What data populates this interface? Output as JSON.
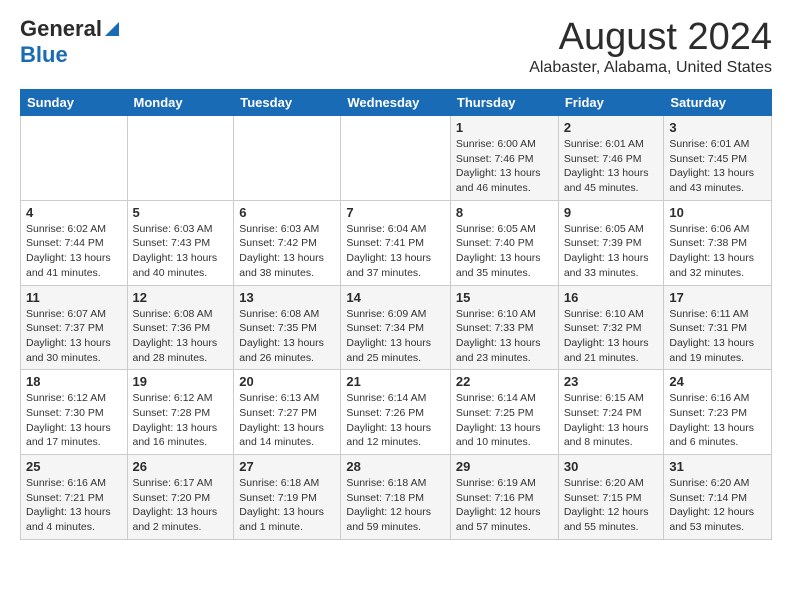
{
  "header": {
    "logo_line1": "General",
    "logo_line2": "Blue",
    "title": "August 2024",
    "subtitle": "Alabaster, Alabama, United States"
  },
  "calendar": {
    "weekdays": [
      "Sunday",
      "Monday",
      "Tuesday",
      "Wednesday",
      "Thursday",
      "Friday",
      "Saturday"
    ],
    "weeks": [
      [
        {
          "day": "",
          "info": ""
        },
        {
          "day": "",
          "info": ""
        },
        {
          "day": "",
          "info": ""
        },
        {
          "day": "",
          "info": ""
        },
        {
          "day": "1",
          "info": "Sunrise: 6:00 AM\nSunset: 7:46 PM\nDaylight: 13 hours\nand 46 minutes."
        },
        {
          "day": "2",
          "info": "Sunrise: 6:01 AM\nSunset: 7:46 PM\nDaylight: 13 hours\nand 45 minutes."
        },
        {
          "day": "3",
          "info": "Sunrise: 6:01 AM\nSunset: 7:45 PM\nDaylight: 13 hours\nand 43 minutes."
        }
      ],
      [
        {
          "day": "4",
          "info": "Sunrise: 6:02 AM\nSunset: 7:44 PM\nDaylight: 13 hours\nand 41 minutes."
        },
        {
          "day": "5",
          "info": "Sunrise: 6:03 AM\nSunset: 7:43 PM\nDaylight: 13 hours\nand 40 minutes."
        },
        {
          "day": "6",
          "info": "Sunrise: 6:03 AM\nSunset: 7:42 PM\nDaylight: 13 hours\nand 38 minutes."
        },
        {
          "day": "7",
          "info": "Sunrise: 6:04 AM\nSunset: 7:41 PM\nDaylight: 13 hours\nand 37 minutes."
        },
        {
          "day": "8",
          "info": "Sunrise: 6:05 AM\nSunset: 7:40 PM\nDaylight: 13 hours\nand 35 minutes."
        },
        {
          "day": "9",
          "info": "Sunrise: 6:05 AM\nSunset: 7:39 PM\nDaylight: 13 hours\nand 33 minutes."
        },
        {
          "day": "10",
          "info": "Sunrise: 6:06 AM\nSunset: 7:38 PM\nDaylight: 13 hours\nand 32 minutes."
        }
      ],
      [
        {
          "day": "11",
          "info": "Sunrise: 6:07 AM\nSunset: 7:37 PM\nDaylight: 13 hours\nand 30 minutes."
        },
        {
          "day": "12",
          "info": "Sunrise: 6:08 AM\nSunset: 7:36 PM\nDaylight: 13 hours\nand 28 minutes."
        },
        {
          "day": "13",
          "info": "Sunrise: 6:08 AM\nSunset: 7:35 PM\nDaylight: 13 hours\nand 26 minutes."
        },
        {
          "day": "14",
          "info": "Sunrise: 6:09 AM\nSunset: 7:34 PM\nDaylight: 13 hours\nand 25 minutes."
        },
        {
          "day": "15",
          "info": "Sunrise: 6:10 AM\nSunset: 7:33 PM\nDaylight: 13 hours\nand 23 minutes."
        },
        {
          "day": "16",
          "info": "Sunrise: 6:10 AM\nSunset: 7:32 PM\nDaylight: 13 hours\nand 21 minutes."
        },
        {
          "day": "17",
          "info": "Sunrise: 6:11 AM\nSunset: 7:31 PM\nDaylight: 13 hours\nand 19 minutes."
        }
      ],
      [
        {
          "day": "18",
          "info": "Sunrise: 6:12 AM\nSunset: 7:30 PM\nDaylight: 13 hours\nand 17 minutes."
        },
        {
          "day": "19",
          "info": "Sunrise: 6:12 AM\nSunset: 7:28 PM\nDaylight: 13 hours\nand 16 minutes."
        },
        {
          "day": "20",
          "info": "Sunrise: 6:13 AM\nSunset: 7:27 PM\nDaylight: 13 hours\nand 14 minutes."
        },
        {
          "day": "21",
          "info": "Sunrise: 6:14 AM\nSunset: 7:26 PM\nDaylight: 13 hours\nand 12 minutes."
        },
        {
          "day": "22",
          "info": "Sunrise: 6:14 AM\nSunset: 7:25 PM\nDaylight: 13 hours\nand 10 minutes."
        },
        {
          "day": "23",
          "info": "Sunrise: 6:15 AM\nSunset: 7:24 PM\nDaylight: 13 hours\nand 8 minutes."
        },
        {
          "day": "24",
          "info": "Sunrise: 6:16 AM\nSunset: 7:23 PM\nDaylight: 13 hours\nand 6 minutes."
        }
      ],
      [
        {
          "day": "25",
          "info": "Sunrise: 6:16 AM\nSunset: 7:21 PM\nDaylight: 13 hours\nand 4 minutes."
        },
        {
          "day": "26",
          "info": "Sunrise: 6:17 AM\nSunset: 7:20 PM\nDaylight: 13 hours\nand 2 minutes."
        },
        {
          "day": "27",
          "info": "Sunrise: 6:18 AM\nSunset: 7:19 PM\nDaylight: 13 hours\nand 1 minute."
        },
        {
          "day": "28",
          "info": "Sunrise: 6:18 AM\nSunset: 7:18 PM\nDaylight: 12 hours\nand 59 minutes."
        },
        {
          "day": "29",
          "info": "Sunrise: 6:19 AM\nSunset: 7:16 PM\nDaylight: 12 hours\nand 57 minutes."
        },
        {
          "day": "30",
          "info": "Sunrise: 6:20 AM\nSunset: 7:15 PM\nDaylight: 12 hours\nand 55 minutes."
        },
        {
          "day": "31",
          "info": "Sunrise: 6:20 AM\nSunset: 7:14 PM\nDaylight: 12 hours\nand 53 minutes."
        }
      ]
    ]
  }
}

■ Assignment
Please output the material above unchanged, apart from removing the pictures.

■ Solution for this exercise
What data populates this interface? Output as JSON.
{
  "header": {
    "logo_line1": "General",
    "logo_line2": "Blue",
    "title": "August 2024",
    "subtitle": "Alabaster, Alabama, United States"
  },
  "calendar": {
    "weekdays": [
      "Sunday",
      "Monday",
      "Tuesday",
      "Wednesday",
      "Thursday",
      "Friday",
      "Saturday"
    ],
    "weeks": [
      [
        {
          "day": "",
          "info": ""
        },
        {
          "day": "",
          "info": ""
        },
        {
          "day": "",
          "info": ""
        },
        {
          "day": "",
          "info": ""
        },
        {
          "day": "1",
          "info": "Sunrise: 6:00 AM\nSunset: 7:46 PM\nDaylight: 13 hours\nand 46 minutes."
        },
        {
          "day": "2",
          "info": "Sunrise: 6:01 AM\nSunset: 7:46 PM\nDaylight: 13 hours\nand 45 minutes."
        },
        {
          "day": "3",
          "info": "Sunrise: 6:01 AM\nSunset: 7:45 PM\nDaylight: 13 hours\nand 43 minutes."
        }
      ],
      [
        {
          "day": "4",
          "info": "Sunrise: 6:02 AM\nSunset: 7:44 PM\nDaylight: 13 hours\nand 41 minutes."
        },
        {
          "day": "5",
          "info": "Sunrise: 6:03 AM\nSunset: 7:43 PM\nDaylight: 13 hours\nand 40 minutes."
        },
        {
          "day": "6",
          "info": "Sunrise: 6:03 AM\nSunset: 7:42 PM\nDaylight: 13 hours\nand 38 minutes."
        },
        {
          "day": "7",
          "info": "Sunrise: 6:04 AM\nSunset: 7:41 PM\nDaylight: 13 hours\nand 37 minutes."
        },
        {
          "day": "8",
          "info": "Sunrise: 6:05 AM\nSunset: 7:40 PM\nDaylight: 13 hours\nand 35 minutes."
        },
        {
          "day": "9",
          "info": "Sunrise: 6:05 AM\nSunset: 7:39 PM\nDaylight: 13 hours\nand 33 minutes."
        },
        {
          "day": "10",
          "info": "Sunrise: 6:06 AM\nSunset: 7:38 PM\nDaylight: 13 hours\nand 32 minutes."
        }
      ],
      [
        {
          "day": "11",
          "info": "Sunrise: 6:07 AM\nSunset: 7:37 PM\nDaylight: 13 hours\nand 30 minutes."
        },
        {
          "day": "12",
          "info": "Sunrise: 6:08 AM\nSunset: 7:36 PM\nDaylight: 13 hours\nand 28 minutes."
        },
        {
          "day": "13",
          "info": "Sunrise: 6:08 AM\nSunset: 7:35 PM\nDaylight: 13 hours\nand 26 minutes."
        },
        {
          "day": "14",
          "info": "Sunrise: 6:09 AM\nSunset: 7:34 PM\nDaylight: 13 hours\nand 25 minutes."
        },
        {
          "day": "15",
          "info": "Sunrise: 6:10 AM\nSunset: 7:33 PM\nDaylight: 13 hours\nand 23 minutes."
        },
        {
          "day": "16",
          "info": "Sunrise: 6:10 AM\nSunset: 7:32 PM\nDaylight: 13 hours\nand 21 minutes."
        },
        {
          "day": "17",
          "info": "Sunrise: 6:11 AM\nSunset: 7:31 PM\nDaylight: 13 hours\nand 19 minutes."
        }
      ],
      [
        {
          "day": "18",
          "info": "Sunrise: 6:12 AM\nSunset: 7:30 PM\nDaylight: 13 hours\nand 17 minutes."
        },
        {
          "day": "19",
          "info": "Sunrise: 6:12 AM\nSunset: 7:28 PM\nDaylight: 13 hours\nand 16 minutes."
        },
        {
          "day": "20",
          "info": "Sunrise: 6:13 AM\nSunset: 7:27 PM\nDaylight: 13 hours\nand 14 minutes."
        },
        {
          "day": "21",
          "info": "Sunrise: 6:14 AM\nSunset: 7:26 PM\nDaylight: 13 hours\nand 12 minutes."
        },
        {
          "day": "22",
          "info": "Sunrise: 6:14 AM\nSunset: 7:25 PM\nDaylight: 13 hours\nand 10 minutes."
        },
        {
          "day": "23",
          "info": "Sunrise: 6:15 AM\nSunset: 7:24 PM\nDaylight: 13 hours\nand 8 minutes."
        },
        {
          "day": "24",
          "info": "Sunrise: 6:16 AM\nSunset: 7:23 PM\nDaylight: 13 hours\nand 6 minutes."
        }
      ],
      [
        {
          "day": "25",
          "info": "Sunrise: 6:16 AM\nSunset: 7:21 PM\nDaylight: 13 hours\nand 4 minutes."
        },
        {
          "day": "26",
          "info": "Sunrise: 6:17 AM\nSunset: 7:20 PM\nDaylight: 13 hours\nand 2 minutes."
        },
        {
          "day": "27",
          "info": "Sunrise: 6:18 AM\nSunset: 7:19 PM\nDaylight: 13 hours\nand 1 minute."
        },
        {
          "day": "28",
          "info": "Sunrise: 6:18 AM\nSunset: 7:18 PM\nDaylight: 12 hours\nand 59 minutes."
        },
        {
          "day": "29",
          "info": "Sunrise: 6:19 AM\nSunset: 7:16 PM\nDaylight: 12 hours\nand 57 minutes."
        },
        {
          "day": "30",
          "info": "Sunrise: 6:20 AM\nSunset: 7:15 PM\nDaylight: 12 hours\nand 55 minutes."
        },
        {
          "day": "31",
          "info": "Sunrise: 6:20 AM\nSunset: 7:14 PM\nDaylight: 12 hours\nand 53 minutes."
        }
      ]
    ]
  }
}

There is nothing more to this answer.